▸ What the task requires
In the data, find the word "signal" and copy out every line that has it.
_ _ _ _ _ _ _
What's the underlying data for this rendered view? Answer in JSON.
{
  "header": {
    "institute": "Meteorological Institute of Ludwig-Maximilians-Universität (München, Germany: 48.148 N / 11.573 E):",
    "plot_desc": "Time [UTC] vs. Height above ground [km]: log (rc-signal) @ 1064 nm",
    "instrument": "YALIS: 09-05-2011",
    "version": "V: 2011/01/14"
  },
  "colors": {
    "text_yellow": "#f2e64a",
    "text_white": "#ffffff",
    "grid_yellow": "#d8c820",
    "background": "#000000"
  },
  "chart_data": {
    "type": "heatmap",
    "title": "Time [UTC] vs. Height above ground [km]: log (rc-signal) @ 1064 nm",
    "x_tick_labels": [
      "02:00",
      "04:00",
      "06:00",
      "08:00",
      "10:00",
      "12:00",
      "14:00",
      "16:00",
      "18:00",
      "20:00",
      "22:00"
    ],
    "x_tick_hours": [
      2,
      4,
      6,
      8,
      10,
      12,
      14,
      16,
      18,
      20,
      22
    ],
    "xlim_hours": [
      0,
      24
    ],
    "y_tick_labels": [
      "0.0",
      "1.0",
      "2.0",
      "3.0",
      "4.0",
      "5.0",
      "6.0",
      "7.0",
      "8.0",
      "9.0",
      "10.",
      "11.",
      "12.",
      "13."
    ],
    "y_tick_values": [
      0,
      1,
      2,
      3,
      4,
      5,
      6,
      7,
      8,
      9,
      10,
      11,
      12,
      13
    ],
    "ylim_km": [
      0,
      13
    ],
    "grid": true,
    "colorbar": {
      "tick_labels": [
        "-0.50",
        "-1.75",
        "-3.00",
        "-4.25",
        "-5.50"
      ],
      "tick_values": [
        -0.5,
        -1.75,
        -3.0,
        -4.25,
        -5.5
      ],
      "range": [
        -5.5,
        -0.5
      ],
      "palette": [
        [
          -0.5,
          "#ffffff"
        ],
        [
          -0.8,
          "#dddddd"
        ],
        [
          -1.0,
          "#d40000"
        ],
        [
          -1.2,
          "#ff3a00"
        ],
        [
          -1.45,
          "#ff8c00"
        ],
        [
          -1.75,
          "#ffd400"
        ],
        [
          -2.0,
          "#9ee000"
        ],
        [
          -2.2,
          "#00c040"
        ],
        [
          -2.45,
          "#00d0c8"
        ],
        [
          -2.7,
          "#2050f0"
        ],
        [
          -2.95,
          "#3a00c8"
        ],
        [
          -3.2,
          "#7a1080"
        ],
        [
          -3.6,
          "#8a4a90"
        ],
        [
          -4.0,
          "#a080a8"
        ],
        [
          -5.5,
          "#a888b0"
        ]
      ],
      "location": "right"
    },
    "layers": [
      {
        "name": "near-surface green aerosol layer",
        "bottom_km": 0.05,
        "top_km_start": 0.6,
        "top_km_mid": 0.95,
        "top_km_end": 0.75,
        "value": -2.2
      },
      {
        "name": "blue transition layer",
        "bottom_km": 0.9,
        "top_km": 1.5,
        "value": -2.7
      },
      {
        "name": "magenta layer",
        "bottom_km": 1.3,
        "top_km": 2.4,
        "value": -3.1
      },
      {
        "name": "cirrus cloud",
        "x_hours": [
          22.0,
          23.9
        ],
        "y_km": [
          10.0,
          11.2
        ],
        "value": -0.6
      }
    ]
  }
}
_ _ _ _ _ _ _
▸ Your response
    "plot_desc": "Time [UTC] vs. Height above ground [km]: log (rc-signal) @ 1064 nm",
    "title": "Time [UTC] vs. Height above ground [km]: log (rc-signal) @ 1064 nm",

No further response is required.